Search

How I Parlayed My 28 Years of Military Service Into a Career at Amazon


My transition to Amazon is more of a story of leading through change than it is of finding a new job. My goal with this blog is to attempt to share with you the things that made pursuing a second career palatable and the roadblocks that you may encounter along the way.


Who hasn’t heard the senior NCO or Officer in the unit state that all they want to do is be a “door greeter” or work somewhere without responsibility or personnel to charge. This sentiment is probably true at the time and in the end we may find fulfillment in having a job that lacks the time commitment that we currently have. But I would like to posit that the meaning and gratification that we find in military service, and the chance to directly make a difference in the lives of others is a more alluring aspiration as is the test of matching your skills against the toughest challenges you can find.


I found my challenge in Amazon. You may find yours in HEB, my other favorite company, or in an entrepreneurial venture, but to be honest and this is nothing against “door greeters” I would not have found happiness checking for receipts.


Here are roadblocks that you may encounter in your next career:


Does your perspective company have a mission or values that they are bold enough to put in writing? Culture is everything. I was always proud of being an Inspector General for a time in the Army, because I was directly responsible for holding the Army accountable to the values that it espoused. Now whether your new company falls short of the mission is one thing, but if they do not have any that is another story. Amazon has 14 leadership principles that aligned very well with my own core values and gave me reason to believe that they stood for something.


For military transitioners…does your company respect your service and what type of developmental opportunities does the company offer? Many of you are willing to start from the ground up, but it is a whole other thing to work for a company that could care less about the fact that you have dedicated years of your life to defending the country and leading its sons and daughters. Amazon takes on military interns, is tied in with Hire Our Heroes and has a legit Pathways program and military recruiters that are actively looking for transitioning talent.


Are you humble enough to start from the bottom? Some of you will have managers that are younger, less experienced and in some cases lack the commitment that you have. This does not mean that your manager cannot teach you how the business runs. Be a sponge. Take on the lessons that are available at any given time and the cream will rise to the top. If you cannot do this and you are not willing to prove the value that you bring to the company by working through its gates then there are tens and maybe thousands of potential employees that you will not get a chance to show that you are the leader that they deserve and that they should aspire to be.


Your experience should inform the decisions and trajectory of your team, not be the single point of reference for why you are right and everyone else is wrong. The company was there before you and in all likelihood will be there after you. Add value. You have worked as part of a team for years. Why does your new company have to put up with and hear about the time when you and your idea saved the world?


I share these stumbling blocks because they are issues that I saw my fellow veterans fall into while at Amazon. The fact is that I believe you were a hero for what you did in the military. You were probably the smartest person in your unit. Hell you may even be an actual hero…they need jobs too. But you have to give your new peers a chance to recognize and appreciate your excellence. There is no ribbon for badass at your new company. Do not sabotage your experience because your past is the only lens in which you see a future.

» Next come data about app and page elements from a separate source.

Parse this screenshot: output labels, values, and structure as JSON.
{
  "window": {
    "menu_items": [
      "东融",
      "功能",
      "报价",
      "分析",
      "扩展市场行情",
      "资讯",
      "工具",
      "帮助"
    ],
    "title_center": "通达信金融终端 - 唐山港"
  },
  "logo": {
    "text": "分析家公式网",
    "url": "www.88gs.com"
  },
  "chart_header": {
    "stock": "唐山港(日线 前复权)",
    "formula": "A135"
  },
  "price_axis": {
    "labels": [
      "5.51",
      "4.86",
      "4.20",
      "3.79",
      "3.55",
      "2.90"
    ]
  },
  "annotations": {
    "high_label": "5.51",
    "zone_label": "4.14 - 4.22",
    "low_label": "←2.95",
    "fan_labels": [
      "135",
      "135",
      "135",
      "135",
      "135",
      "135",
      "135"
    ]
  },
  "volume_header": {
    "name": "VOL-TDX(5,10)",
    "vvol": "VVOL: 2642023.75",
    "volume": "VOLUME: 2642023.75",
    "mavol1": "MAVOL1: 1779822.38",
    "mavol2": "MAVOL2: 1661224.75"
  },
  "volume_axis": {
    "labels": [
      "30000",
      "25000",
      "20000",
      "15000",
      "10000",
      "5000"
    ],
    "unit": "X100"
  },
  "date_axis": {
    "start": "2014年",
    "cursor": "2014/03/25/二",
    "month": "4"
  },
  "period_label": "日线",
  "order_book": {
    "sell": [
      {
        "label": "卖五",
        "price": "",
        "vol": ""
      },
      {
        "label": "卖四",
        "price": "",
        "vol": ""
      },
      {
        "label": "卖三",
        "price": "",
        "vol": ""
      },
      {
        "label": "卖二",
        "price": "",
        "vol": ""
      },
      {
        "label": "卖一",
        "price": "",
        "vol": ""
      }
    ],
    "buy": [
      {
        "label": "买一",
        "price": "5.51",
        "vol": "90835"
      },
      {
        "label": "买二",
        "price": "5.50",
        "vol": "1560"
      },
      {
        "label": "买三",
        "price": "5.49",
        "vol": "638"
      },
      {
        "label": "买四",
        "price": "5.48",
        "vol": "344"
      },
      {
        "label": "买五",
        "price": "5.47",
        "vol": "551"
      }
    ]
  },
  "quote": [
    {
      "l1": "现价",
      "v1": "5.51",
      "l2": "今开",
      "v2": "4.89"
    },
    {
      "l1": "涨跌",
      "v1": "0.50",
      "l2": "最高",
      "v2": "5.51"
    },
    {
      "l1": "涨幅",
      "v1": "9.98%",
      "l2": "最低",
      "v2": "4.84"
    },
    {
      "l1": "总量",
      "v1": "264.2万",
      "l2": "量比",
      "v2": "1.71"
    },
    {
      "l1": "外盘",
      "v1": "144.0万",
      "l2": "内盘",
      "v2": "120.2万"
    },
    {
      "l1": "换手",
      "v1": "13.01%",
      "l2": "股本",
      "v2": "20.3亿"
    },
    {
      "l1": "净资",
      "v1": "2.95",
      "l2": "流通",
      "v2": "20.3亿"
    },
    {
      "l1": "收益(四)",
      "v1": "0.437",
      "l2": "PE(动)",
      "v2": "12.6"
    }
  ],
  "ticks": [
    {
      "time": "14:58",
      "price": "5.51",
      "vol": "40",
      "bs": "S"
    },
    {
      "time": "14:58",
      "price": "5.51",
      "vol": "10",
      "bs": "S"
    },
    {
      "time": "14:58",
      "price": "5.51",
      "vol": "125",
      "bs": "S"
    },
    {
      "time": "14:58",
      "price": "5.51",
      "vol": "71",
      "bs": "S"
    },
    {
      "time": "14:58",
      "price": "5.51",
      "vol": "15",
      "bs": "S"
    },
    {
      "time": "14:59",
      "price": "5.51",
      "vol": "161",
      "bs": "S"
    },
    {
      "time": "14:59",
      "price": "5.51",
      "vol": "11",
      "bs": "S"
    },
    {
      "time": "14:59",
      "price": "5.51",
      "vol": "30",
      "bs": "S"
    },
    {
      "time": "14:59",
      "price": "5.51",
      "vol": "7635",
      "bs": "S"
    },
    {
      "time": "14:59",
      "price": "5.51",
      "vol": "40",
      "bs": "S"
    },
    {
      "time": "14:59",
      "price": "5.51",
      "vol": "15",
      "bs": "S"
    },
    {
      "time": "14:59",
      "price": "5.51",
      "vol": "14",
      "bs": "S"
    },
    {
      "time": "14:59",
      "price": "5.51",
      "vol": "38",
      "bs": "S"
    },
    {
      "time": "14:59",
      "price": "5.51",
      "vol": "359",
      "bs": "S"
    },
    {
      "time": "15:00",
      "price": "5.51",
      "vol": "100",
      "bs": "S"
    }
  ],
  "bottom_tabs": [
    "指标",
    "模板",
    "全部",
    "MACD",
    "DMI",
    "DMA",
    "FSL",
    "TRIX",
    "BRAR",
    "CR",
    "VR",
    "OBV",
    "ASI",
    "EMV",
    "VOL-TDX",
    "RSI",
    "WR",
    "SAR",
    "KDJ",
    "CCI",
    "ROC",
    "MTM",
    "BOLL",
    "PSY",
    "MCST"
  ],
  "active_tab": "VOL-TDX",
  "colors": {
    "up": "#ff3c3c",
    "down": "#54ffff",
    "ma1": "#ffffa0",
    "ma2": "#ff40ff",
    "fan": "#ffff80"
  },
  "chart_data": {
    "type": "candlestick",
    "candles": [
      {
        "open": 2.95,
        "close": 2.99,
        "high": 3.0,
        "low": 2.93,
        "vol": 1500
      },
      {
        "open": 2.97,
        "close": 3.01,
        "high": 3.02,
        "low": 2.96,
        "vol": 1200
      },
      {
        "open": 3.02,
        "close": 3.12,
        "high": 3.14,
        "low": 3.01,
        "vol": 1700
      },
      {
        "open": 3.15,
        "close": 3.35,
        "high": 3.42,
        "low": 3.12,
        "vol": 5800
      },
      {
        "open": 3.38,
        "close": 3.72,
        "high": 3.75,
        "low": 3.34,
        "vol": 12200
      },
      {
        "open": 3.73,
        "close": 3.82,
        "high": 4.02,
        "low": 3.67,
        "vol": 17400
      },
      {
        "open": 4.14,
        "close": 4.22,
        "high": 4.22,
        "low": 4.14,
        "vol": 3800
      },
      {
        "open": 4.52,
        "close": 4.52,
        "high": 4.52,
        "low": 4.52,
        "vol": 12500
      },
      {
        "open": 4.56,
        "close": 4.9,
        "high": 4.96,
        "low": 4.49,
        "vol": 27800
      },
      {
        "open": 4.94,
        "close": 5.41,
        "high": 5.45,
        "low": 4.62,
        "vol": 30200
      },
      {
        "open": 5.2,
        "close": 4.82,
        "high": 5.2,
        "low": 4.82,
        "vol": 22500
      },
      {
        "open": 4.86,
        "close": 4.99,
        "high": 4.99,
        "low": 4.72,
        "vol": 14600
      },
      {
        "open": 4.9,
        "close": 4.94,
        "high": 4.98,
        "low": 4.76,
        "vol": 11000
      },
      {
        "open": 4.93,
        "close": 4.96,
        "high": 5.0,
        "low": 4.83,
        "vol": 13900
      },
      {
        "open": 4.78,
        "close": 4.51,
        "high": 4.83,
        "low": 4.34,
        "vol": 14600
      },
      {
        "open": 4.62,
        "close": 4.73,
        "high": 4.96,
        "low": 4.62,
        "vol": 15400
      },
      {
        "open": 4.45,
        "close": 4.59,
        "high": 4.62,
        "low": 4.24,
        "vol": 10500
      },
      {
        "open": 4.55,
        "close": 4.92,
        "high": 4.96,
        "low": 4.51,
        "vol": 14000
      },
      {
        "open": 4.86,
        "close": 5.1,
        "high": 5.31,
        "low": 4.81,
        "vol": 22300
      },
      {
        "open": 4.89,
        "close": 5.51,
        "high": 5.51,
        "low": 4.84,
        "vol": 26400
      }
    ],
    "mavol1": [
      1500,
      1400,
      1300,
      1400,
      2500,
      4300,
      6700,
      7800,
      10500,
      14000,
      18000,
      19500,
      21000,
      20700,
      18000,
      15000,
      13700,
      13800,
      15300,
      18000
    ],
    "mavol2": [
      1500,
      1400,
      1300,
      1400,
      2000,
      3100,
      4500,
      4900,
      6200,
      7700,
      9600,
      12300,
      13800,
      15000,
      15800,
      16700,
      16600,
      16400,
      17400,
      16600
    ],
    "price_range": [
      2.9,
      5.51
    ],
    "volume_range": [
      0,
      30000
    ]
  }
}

And no…you do not want to sit around or check for receipts, do nothing or really retire. 50 is not old anywhere else but the military…!



Lee Flemming, is a retired Army Colonel currently working in Dallas 3 (DAL3) Fulfillment Center in Dallas, Texas as a Military Pathways Senior Operations Manager. He is a 28-year Army Veteran with extensive operations and management experience. The Boots to Amazon series includes regular installments meant to inform and educate Service Members and the public about transitioning into employment at Amazon and other post / second career opportunities.